Given information: Begin

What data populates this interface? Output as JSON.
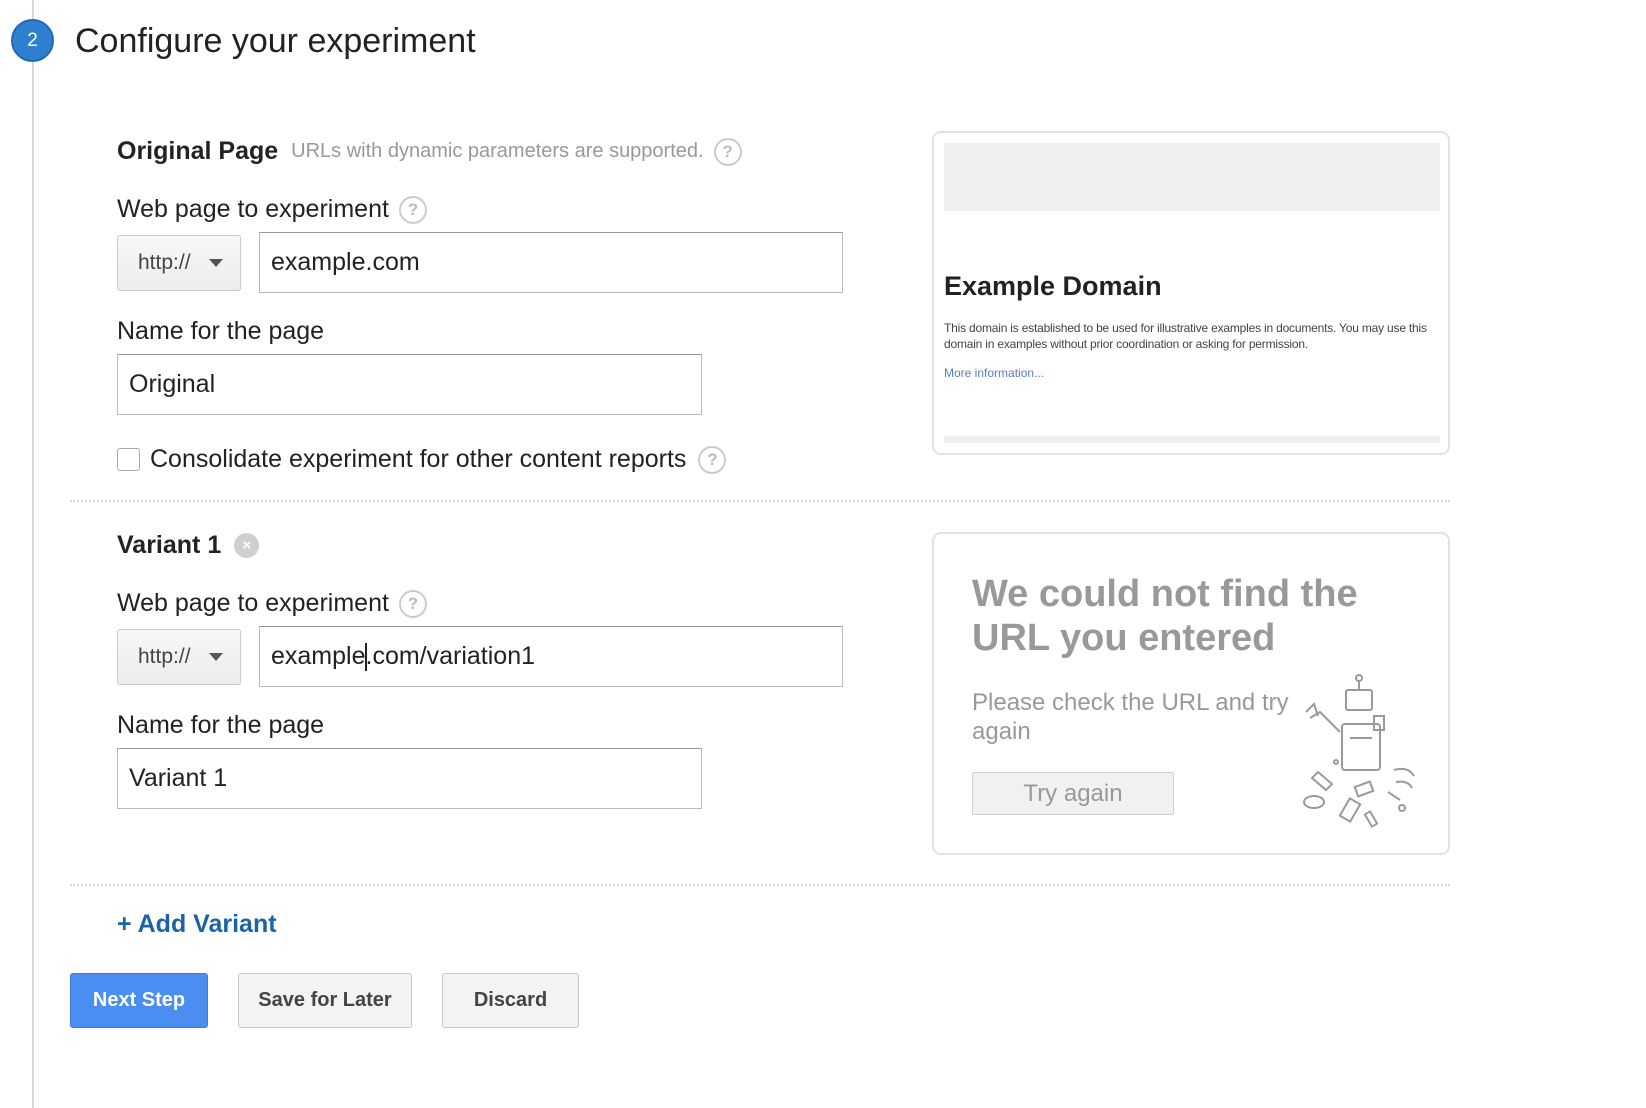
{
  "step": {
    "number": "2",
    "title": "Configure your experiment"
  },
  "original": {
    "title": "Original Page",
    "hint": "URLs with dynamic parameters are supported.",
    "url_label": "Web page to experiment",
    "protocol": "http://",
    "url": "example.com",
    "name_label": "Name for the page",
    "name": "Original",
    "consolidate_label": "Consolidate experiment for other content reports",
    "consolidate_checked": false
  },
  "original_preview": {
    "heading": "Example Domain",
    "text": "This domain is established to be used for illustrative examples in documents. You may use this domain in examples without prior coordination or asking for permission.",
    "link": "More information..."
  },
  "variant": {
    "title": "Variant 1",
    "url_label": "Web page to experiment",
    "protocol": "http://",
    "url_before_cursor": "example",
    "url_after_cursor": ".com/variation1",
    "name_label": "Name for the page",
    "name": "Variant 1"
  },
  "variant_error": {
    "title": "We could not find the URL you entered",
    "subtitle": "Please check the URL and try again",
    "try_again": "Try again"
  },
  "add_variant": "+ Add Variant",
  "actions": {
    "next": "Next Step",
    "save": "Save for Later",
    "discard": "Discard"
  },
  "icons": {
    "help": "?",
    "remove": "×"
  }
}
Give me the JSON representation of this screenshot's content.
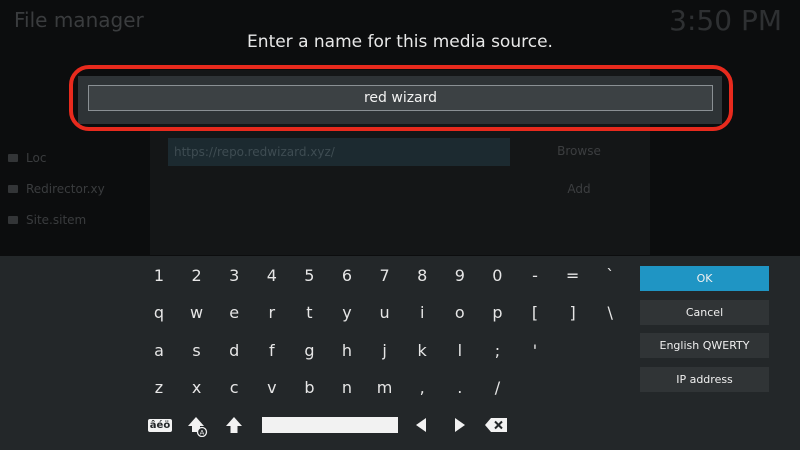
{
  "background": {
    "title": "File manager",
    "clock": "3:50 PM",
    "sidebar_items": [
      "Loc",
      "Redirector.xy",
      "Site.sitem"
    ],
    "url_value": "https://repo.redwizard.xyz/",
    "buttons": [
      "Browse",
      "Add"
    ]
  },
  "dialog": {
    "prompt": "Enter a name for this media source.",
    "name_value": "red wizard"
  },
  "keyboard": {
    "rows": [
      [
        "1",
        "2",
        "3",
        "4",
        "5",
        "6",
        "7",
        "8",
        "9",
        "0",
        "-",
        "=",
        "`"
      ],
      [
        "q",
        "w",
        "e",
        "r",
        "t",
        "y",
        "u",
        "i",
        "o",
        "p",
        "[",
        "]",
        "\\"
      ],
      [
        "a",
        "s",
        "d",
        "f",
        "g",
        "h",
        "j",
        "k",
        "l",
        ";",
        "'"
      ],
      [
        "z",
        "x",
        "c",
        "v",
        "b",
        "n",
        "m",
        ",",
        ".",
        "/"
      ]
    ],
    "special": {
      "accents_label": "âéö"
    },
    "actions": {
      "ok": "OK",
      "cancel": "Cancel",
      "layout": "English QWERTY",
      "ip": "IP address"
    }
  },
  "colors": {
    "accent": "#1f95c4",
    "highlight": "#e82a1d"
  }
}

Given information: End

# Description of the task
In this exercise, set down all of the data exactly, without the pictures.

# Response box
What data populates this interface? Output as JSON.
{
  "step": {
    "number": "2",
    "title": "Configure your experiment"
  },
  "original": {
    "title": "Original Page",
    "hint": "URLs with dynamic parameters are supported.",
    "url_label": "Web page to experiment",
    "protocol": "http://",
    "url": "example.com",
    "name_label": "Name for the page",
    "name": "Original",
    "consolidate_label": "Consolidate experiment for other content reports",
    "consolidate_checked": false
  },
  "original_preview": {
    "heading": "Example Domain",
    "text": "This domain is established to be used for illustrative examples in documents. You may use this domain in examples without prior coordination or asking for permission.",
    "link": "More information..."
  },
  "variant": {
    "title": "Variant 1",
    "url_label": "Web page to experiment",
    "protocol": "http://",
    "url_before_cursor": "example",
    "url_after_cursor": ".com/variation1",
    "name_label": "Name for the page",
    "name": "Variant 1"
  },
  "variant_error": {
    "title": "We could not find the URL you entered",
    "subtitle": "Please check the URL and try again",
    "try_again": "Try again"
  },
  "add_variant": "+ Add Variant",
  "actions": {
    "next": "Next Step",
    "save": "Save for Later",
    "discard": "Discard"
  },
  "icons": {
    "help": "?",
    "remove": "×"
  }
}
Give me the JSON representation of this screenshot's content.
{
  "background": {
    "title": "File manager",
    "clock": "3:50 PM",
    "sidebar_items": [
      "Loc",
      "Redirector.xy",
      "Site.sitem"
    ],
    "url_value": "https://repo.redwizard.xyz/",
    "buttons": [
      "Browse",
      "Add"
    ]
  },
  "dialog": {
    "prompt": "Enter a name for this media source.",
    "name_value": "red wizard"
  },
  "keyboard": {
    "rows": [
      [
        "1",
        "2",
        "3",
        "4",
        "5",
        "6",
        "7",
        "8",
        "9",
        "0",
        "-",
        "=",
        "`"
      ],
      [
        "q",
        "w",
        "e",
        "r",
        "t",
        "y",
        "u",
        "i",
        "o",
        "p",
        "[",
        "]",
        "\\"
      ],
      [
        "a",
        "s",
        "d",
        "f",
        "g",
        "h",
        "j",
        "k",
        "l",
        ";",
        "'"
      ],
      [
        "z",
        "x",
        "c",
        "v",
        "b",
        "n",
        "m",
        ",",
        ".",
        "/"
      ]
    ],
    "special": {
      "accents_label": "âéö"
    },
    "actions": {
      "ok": "OK",
      "cancel": "Cancel",
      "layout": "English QWERTY",
      "ip": "IP address"
    }
  },
  "colors": {
    "accent": "#1f95c4",
    "highlight": "#e82a1d"
  }
}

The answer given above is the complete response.